→ Your objective
Each line in the records below that has the word "Inside" should be copied.

[Entries from a dataset of interfaces]
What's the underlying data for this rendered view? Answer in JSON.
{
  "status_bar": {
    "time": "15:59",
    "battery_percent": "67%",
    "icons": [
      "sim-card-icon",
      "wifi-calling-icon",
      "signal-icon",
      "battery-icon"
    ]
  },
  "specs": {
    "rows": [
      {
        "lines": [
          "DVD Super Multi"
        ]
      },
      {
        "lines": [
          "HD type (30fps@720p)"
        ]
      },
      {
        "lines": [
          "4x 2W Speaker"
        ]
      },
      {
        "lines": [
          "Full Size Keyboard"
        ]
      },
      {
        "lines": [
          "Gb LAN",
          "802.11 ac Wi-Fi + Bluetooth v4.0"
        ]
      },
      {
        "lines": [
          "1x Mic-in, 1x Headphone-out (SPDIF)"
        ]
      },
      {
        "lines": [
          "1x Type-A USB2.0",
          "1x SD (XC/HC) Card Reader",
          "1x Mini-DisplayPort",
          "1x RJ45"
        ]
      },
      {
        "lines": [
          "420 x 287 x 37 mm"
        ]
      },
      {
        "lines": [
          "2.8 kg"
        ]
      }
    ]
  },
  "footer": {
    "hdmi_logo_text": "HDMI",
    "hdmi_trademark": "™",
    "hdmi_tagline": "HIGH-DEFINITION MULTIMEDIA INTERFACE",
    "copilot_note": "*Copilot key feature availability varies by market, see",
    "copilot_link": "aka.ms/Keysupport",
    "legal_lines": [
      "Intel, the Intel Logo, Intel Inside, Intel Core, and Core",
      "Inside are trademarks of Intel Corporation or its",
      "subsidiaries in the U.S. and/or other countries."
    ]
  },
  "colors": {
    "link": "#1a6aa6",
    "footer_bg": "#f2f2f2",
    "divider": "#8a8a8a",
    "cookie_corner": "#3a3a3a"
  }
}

→ Expected output
      "Intel, the Intel Logo, Intel Inside, Intel Core, and Core",
      "Inside are trademarks of Intel Corporation or its",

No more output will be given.